From the moment Gus Marchetti walked through the doors of Traurig House, he knew how important the program was to those struggling to regain their independence and return to meaningful lives after a brain injury or stroke.
The facility, part of Gaylord Hospital in Wallingford, Connecticut, is the only transitional living center for brain-injured patients in the state—a stepping stone between the hospital setting and home.
Traurig House serves individuals like “Ron,” a middle-aged man who recently was recovering from a brain injury suffered in a motorcycle accident. Marchetti, the principal for Associated Insurance Agencies in nearby North Haven, immediately identified with him.
“I knew I could easily have been in his shoes,” said Marchetti, who has been a Gaylord board member and volunteer for two years. “I learned about his previous life, his profession, his family, and his community involvement—and I realized how fortunate I am.”
The work done at Traurig House mirrors that of an insurance company after an accident, according to Leigh Golembiewski, manager of process improvement. “Instead of helping someone get their car or home repaired, however, we carefully knit together the many pieces of a person’s loss—language, memory, executive function, balance, and physical recovery—to make them whole.”
Residents, who typically stay for 4-6 weeks, receive intensive outpatient physical, occupational, and speech therapy five days per week; they then spend weekends at home with family to practice their newfound skills.
Many former residents also attend an annual reunion in September—an event Marchetti volunteers for in addition to his weekly visits to the house. “Everyone talks about their experiences, and how Traurig House impacted their lives,” he said. “It reinforces my desire to keep giving back.”
Although much of the work at the facility is done by medical professionals, volunteers meet with residents for support, or work alongside them, as Marchetti did with Ron in the kitchen on one visit.
“I realized that relearning the task of preparing a simple meal could be fraught with the risk of self-injury if Ron had not been properly supervised or instructed,” he said. “The seemingly mundane tasks that we perform on a daily basis as healthy people are much more difficult after an injury like this.”
Traurig House served 41 residents last year, and while insurance covers operating costs, the facility relies on donations for upgrades to the house—which was built in 1988—along with community activities and supplies, including technology such as iPads.
“Everyone talks about their experiences, and how Traurig House impacted their lives.

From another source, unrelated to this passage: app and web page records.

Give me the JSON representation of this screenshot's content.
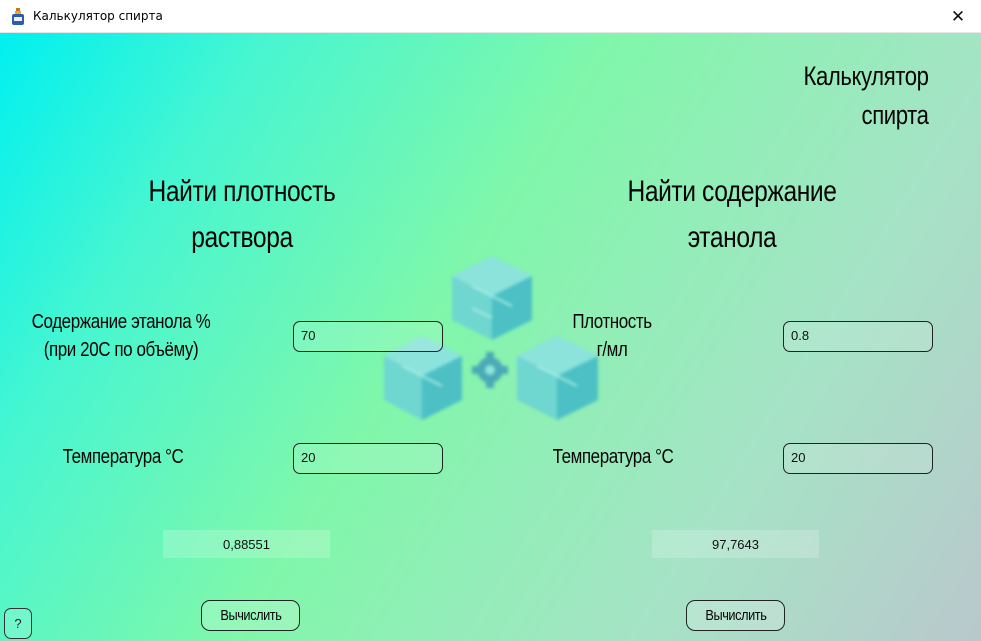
{
  "window": {
    "title": "Калькулятор спирта",
    "close_glyph": "✕"
  },
  "app": {
    "heading_line1": "Калькулятор",
    "heading_line2": "спирта"
  },
  "left": {
    "title_line1": "Найти плотность",
    "title_line2": "раствора",
    "label1_line1": "Содержание этанола %",
    "label1_line2": "(при 20С по объёму)",
    "input1_value": "70",
    "label2": "Температура °С",
    "input2_value": "20",
    "result": "0,88551",
    "button": "Вычислить"
  },
  "right": {
    "title_line1": "Найти содержание",
    "title_line2": "этанола",
    "label1_line1": "Плотность",
    "label1_line2": "г/мл",
    "input1_value": "0.8",
    "label2": "Температура °С",
    "input2_value": "20",
    "result": "97,7643",
    "button": "Вычислить"
  },
  "help": {
    "label": "?"
  },
  "icons": {
    "app_icon": "bottle-icon",
    "logo": "cubes-gear-logo"
  }
}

It reinforces my desire to keep giving back.”
A 2019 Safeco Make More Happen Award will help on that front: The honor comes with a donation of up to $10,000 to Traurig House from Safeco on behalf of Associated Insurance Agencies.
“This generous support will help us upgrade some areas of the house that are in need,” Golembiewski said. “And the support of Gus and Associated Insurance Agencies will continue to help our residents get back to the life they deserve.”
That’s exactly what Marchetti hopes to see. “It’s inspiring to see these people strive for success,” he said. “That’s why everyone involved with Traurig House goes the extra mile.”
Learn more about these Make More Happen award winners: